BEGIN SUPPLIED DATA

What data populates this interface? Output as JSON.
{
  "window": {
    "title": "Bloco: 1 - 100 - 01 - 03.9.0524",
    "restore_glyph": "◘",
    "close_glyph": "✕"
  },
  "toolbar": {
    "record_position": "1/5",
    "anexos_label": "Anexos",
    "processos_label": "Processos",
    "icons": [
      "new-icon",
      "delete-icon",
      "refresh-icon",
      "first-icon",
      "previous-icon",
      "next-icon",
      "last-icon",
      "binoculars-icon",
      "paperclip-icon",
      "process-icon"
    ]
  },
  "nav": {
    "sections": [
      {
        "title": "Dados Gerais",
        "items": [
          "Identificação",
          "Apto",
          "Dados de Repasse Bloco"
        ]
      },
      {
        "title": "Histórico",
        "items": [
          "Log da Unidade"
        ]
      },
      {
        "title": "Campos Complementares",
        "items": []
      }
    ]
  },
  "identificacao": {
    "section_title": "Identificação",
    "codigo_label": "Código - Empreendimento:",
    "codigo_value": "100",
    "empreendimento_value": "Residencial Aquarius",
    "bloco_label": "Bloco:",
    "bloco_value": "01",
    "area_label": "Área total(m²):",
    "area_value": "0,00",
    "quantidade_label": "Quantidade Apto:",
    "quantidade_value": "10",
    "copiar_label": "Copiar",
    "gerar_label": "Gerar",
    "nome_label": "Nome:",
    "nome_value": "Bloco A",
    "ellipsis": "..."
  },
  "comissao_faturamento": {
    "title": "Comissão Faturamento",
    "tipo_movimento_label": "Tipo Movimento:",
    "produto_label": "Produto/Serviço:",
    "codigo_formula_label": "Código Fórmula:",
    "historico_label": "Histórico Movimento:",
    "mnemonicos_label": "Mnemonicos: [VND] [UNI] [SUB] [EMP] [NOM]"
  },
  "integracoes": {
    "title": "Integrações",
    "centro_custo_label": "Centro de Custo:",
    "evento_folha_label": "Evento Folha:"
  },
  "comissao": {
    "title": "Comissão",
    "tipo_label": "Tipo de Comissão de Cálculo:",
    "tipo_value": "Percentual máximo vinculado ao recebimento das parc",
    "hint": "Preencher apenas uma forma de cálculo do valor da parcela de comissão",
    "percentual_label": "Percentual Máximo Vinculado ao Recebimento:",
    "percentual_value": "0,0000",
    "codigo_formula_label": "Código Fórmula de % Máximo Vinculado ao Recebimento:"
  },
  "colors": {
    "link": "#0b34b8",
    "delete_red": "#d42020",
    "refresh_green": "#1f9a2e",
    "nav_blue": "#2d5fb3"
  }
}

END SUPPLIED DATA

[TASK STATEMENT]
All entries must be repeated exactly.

[TASK RESPONSE]
What data populates this interface? Output as JSON.
{
  "window": {
    "title": "Bloco: 1 - 100 - 01 - 03.9.0524",
    "restore_glyph": "◘",
    "close_glyph": "✕"
  },
  "toolbar": {
    "record_position": "1/5",
    "anexos_label": "Anexos",
    "processos_label": "Processos",
    "icons": [
      "new-icon",
      "delete-icon",
      "refresh-icon",
      "first-icon",
      "previous-icon",
      "next-icon",
      "last-icon",
      "binoculars-icon",
      "paperclip-icon",
      "process-icon"
    ]
  },
  "nav": {
    "sections": [
      {
        "title": "Dados Gerais",
        "items": [
          "Identificação",
          "Apto",
          "Dados de Repasse Bloco"
        ]
      },
      {
        "title": "Histórico",
        "items": [
          "Log da Unidade"
        ]
      },
      {
        "title": "Campos Complementares",
        "items": []
      }
    ]
  },
  "identificacao": {
    "section_title": "Identificação",
    "codigo_label": "Código - Empreendimento:",
    "codigo_value": "100",
    "empreendimento_value": "Residencial Aquarius",
    "bloco_label": "Bloco:",
    "bloco_value": "01",
    "area_label": "Área total(m²):",
    "area_value": "0,00",
    "quantidade_label": "Quantidade Apto:",
    "quantidade_value": "10",
    "copiar_label": "Copiar",
    "gerar_label": "Gerar",
    "nome_label": "Nome:",
    "nome_value": "Bloco A",
    "ellipsis": "..."
  },
  "comissao_faturamento": {
    "title": "Comissão Faturamento",
    "tipo_movimento_label": "Tipo Movimento:",
    "produto_label": "Produto/Serviço:",
    "codigo_formula_label": "Código Fórmula:",
    "historico_label": "Histórico Movimento:",
    "mnemonicos_label": "Mnemonicos: [VND] [UNI] [SUB] [EMP] [NOM]"
  },
  "integracoes": {
    "title": "Integrações",
    "centro_custo_label": "Centro de Custo:",
    "evento_folha_label": "Evento Folha:"
  },
  "comissao": {
    "title": "Comissão",
    "tipo_label": "Tipo de Comissão de Cálculo:",
    "tipo_value": "Percentual máximo vinculado ao recebimento das parc",
    "hint": "Preencher apenas uma forma de cálculo do valor da parcela de comissão",
    "percentual_label": "Percentual Máximo Vinculado ao Recebimento:",
    "percentual_value": "0,0000",
    "codigo_formula_label": "Código Fórmula de % Máximo Vinculado ao Recebimento:"
  },
  "colors": {
    "link": "#0b34b8",
    "delete_red": "#d42020",
    "refresh_green": "#1f9a2e",
    "nav_blue": "#2d5fb3"
  }
}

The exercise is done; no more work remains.